# [THE TASK]
Which lines of the data contain the string "this"? Copy every one.

____ SUPPLIED ENTRIES

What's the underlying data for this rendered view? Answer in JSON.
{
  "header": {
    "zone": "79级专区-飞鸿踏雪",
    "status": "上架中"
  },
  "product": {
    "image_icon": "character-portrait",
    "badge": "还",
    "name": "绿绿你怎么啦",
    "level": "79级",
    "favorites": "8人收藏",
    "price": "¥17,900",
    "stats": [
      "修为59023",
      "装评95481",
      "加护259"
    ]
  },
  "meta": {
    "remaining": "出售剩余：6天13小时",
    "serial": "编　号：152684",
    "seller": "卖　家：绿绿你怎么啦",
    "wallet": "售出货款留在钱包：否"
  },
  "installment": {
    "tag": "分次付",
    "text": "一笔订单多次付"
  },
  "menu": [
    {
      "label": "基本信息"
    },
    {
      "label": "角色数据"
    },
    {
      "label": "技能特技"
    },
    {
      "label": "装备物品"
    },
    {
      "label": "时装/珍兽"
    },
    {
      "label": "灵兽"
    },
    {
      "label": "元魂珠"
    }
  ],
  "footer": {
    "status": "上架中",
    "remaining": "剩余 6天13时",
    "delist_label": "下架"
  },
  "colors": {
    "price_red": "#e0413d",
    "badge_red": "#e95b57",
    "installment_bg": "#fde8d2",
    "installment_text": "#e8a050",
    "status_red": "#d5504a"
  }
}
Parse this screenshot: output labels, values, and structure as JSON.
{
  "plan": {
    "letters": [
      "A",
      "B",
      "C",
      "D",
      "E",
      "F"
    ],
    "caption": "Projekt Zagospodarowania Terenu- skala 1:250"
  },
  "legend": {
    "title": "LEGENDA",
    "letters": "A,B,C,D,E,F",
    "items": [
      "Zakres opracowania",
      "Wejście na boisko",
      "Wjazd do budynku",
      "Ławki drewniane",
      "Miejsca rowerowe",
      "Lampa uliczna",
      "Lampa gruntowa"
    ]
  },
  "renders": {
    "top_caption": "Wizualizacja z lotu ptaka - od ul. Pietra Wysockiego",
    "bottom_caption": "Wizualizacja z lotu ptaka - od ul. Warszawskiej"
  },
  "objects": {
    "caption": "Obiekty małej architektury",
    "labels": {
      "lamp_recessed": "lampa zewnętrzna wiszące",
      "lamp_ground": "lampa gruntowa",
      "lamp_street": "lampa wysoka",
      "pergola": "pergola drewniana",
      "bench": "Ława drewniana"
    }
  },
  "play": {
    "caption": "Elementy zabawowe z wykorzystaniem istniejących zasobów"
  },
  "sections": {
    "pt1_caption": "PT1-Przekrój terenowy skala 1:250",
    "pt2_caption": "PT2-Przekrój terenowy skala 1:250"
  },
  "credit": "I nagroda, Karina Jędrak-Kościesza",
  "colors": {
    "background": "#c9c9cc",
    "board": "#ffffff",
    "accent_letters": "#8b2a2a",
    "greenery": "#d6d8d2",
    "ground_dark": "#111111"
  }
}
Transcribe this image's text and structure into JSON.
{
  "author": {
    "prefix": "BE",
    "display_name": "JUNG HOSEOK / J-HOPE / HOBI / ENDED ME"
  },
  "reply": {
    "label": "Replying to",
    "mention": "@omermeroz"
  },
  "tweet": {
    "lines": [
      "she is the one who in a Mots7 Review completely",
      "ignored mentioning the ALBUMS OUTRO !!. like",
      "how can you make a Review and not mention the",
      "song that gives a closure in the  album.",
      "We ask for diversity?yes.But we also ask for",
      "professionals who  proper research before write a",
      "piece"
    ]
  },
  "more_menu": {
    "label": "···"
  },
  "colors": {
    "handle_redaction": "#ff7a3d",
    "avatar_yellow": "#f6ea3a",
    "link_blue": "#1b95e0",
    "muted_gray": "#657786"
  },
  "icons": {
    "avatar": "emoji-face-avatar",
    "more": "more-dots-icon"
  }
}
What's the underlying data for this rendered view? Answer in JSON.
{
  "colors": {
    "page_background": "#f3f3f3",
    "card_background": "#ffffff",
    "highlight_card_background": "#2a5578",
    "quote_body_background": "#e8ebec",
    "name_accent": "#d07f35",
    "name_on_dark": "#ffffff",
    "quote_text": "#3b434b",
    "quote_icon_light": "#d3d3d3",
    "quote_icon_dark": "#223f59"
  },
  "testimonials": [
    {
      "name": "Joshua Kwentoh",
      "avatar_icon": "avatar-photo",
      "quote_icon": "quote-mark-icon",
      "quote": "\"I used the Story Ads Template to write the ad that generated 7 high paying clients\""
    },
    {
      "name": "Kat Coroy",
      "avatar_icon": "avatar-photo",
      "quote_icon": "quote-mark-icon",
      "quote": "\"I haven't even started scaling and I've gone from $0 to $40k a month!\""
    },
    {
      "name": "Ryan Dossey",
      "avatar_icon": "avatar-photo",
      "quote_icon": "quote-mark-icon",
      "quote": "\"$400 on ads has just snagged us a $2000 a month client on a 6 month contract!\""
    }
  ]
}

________

# [RESPONSE BELOW]
What's the underlying data for this rendered view? Answer in JSON.
Parse this screenshot: output labels, values, and structure as JSON.
Transcribe this image's text and structure into JSON.
What's the underlying data for this rendered view? Answer in JSON.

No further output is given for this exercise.